[Records provided Boundary: Start]
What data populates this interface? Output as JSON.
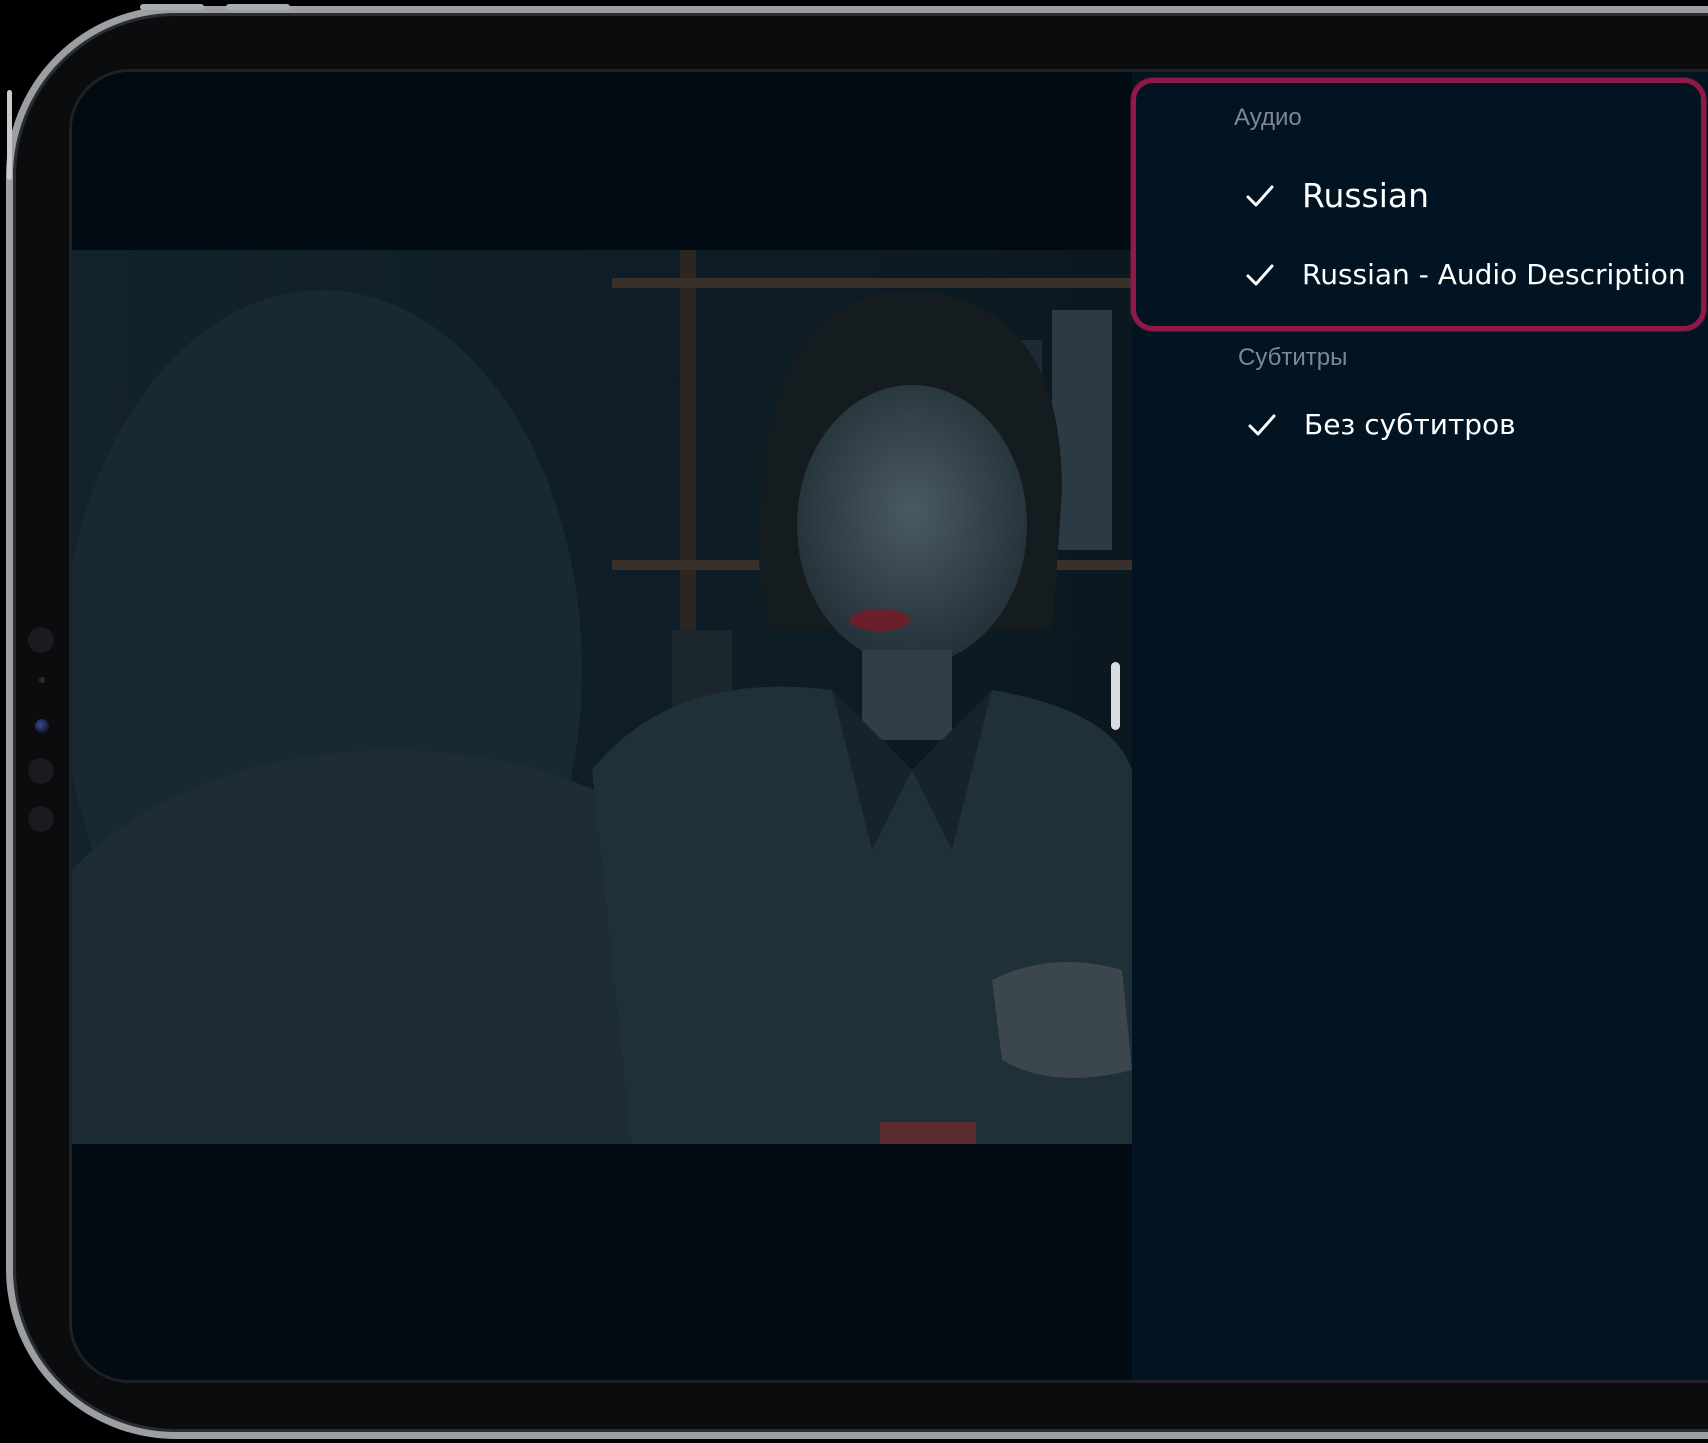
{
  "audio": {
    "section_label": "Аудио",
    "options": [
      {
        "label": "Russian",
        "selected": true
      },
      {
        "label": "Russian - Audio Description",
        "selected": true
      }
    ]
  },
  "subtitles": {
    "section_label": "Субтитры",
    "options": [
      {
        "label": "Без субтитров",
        "selected": true
      }
    ]
  },
  "colors": {
    "panel_background": "#021321",
    "highlight_border": "#8f1a4a",
    "section_label": "#7e8893",
    "option_text": "#ffffff"
  },
  "icons": {
    "selected_marker": "check-icon"
  }
}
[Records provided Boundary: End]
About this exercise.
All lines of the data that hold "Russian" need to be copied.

Task solution.
        "label": "Russian",
        "label": "Russian - Audio Description",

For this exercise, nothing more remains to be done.